→ AIM OF THE TASK
From the data below, copy each line that includes the word "donut".

[Saved entries]
□ □ □ □
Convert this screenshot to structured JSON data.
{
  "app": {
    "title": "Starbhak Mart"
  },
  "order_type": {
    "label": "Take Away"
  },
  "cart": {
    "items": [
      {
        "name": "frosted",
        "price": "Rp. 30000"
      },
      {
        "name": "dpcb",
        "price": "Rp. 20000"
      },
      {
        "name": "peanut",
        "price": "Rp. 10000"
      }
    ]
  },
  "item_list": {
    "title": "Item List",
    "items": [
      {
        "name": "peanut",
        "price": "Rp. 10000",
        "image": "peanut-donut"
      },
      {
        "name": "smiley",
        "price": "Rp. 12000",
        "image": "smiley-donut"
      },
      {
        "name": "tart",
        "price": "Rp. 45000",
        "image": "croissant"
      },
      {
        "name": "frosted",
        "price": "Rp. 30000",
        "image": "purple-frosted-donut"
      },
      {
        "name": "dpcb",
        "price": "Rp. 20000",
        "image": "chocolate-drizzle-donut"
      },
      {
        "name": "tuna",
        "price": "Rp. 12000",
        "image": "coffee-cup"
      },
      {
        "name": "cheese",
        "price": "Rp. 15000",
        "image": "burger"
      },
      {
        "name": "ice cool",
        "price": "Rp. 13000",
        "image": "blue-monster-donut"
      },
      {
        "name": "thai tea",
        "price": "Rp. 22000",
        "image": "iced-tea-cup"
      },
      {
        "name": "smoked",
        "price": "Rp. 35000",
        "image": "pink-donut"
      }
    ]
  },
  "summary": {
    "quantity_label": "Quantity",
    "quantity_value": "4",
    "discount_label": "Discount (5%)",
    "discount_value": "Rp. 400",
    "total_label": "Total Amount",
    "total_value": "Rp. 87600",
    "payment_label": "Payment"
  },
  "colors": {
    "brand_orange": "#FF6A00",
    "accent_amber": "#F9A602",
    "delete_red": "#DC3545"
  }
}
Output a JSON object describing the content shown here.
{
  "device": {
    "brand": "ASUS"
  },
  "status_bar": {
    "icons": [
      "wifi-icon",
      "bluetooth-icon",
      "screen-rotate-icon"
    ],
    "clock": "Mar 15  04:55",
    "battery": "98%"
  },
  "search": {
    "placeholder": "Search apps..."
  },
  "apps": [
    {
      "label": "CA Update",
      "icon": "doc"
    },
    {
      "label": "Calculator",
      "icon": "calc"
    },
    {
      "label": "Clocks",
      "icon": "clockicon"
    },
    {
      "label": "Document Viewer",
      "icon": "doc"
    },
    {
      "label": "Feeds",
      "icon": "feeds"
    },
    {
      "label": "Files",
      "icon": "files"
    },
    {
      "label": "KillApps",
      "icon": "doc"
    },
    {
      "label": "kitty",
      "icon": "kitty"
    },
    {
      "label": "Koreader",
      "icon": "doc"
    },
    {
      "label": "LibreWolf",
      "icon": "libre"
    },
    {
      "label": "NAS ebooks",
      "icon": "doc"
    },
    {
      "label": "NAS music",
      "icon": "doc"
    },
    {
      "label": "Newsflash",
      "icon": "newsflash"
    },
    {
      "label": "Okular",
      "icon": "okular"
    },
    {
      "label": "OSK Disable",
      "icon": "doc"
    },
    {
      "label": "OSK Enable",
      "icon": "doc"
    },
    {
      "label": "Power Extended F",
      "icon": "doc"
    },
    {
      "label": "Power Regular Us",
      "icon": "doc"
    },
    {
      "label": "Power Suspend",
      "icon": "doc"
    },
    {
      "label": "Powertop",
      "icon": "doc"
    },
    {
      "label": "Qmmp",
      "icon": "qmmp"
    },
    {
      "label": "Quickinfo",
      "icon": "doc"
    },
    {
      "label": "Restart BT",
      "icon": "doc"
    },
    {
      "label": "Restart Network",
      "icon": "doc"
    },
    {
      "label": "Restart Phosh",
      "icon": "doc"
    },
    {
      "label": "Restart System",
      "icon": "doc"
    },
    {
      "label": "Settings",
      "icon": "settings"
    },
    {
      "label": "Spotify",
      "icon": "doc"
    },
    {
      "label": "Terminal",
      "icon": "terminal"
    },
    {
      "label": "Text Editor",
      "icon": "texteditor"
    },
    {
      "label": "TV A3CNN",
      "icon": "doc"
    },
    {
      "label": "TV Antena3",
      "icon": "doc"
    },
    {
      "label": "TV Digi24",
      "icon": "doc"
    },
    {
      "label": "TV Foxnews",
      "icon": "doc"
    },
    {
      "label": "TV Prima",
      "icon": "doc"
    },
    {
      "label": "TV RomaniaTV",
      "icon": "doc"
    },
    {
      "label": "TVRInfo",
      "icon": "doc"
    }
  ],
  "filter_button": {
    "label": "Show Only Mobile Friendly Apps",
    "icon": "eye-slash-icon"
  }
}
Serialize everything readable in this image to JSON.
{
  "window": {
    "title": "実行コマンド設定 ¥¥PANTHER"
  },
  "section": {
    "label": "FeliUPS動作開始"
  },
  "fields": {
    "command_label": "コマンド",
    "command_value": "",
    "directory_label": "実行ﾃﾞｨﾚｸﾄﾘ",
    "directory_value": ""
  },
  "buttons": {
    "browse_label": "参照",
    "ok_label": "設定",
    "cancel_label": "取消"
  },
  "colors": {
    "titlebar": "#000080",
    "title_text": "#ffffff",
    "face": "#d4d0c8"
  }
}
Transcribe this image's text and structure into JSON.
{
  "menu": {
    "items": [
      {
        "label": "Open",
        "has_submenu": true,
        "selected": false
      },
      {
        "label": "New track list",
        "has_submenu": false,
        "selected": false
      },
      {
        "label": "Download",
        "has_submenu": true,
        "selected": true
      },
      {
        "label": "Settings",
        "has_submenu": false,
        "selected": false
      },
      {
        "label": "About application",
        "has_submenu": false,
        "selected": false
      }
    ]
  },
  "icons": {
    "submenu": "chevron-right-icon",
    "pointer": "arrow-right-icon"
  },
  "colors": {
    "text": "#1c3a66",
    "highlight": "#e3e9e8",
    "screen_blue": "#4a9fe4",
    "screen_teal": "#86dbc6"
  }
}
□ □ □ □
→ OUTPUT FOR THIS EXERCISE
        "image": "peanut-donut"
        "image": "smiley-donut"
        "image": "purple-frosted-donut"
        "image": "chocolate-drizzle-donut"
        "image": "blue-monster-donut"
        "image": "pink-donut"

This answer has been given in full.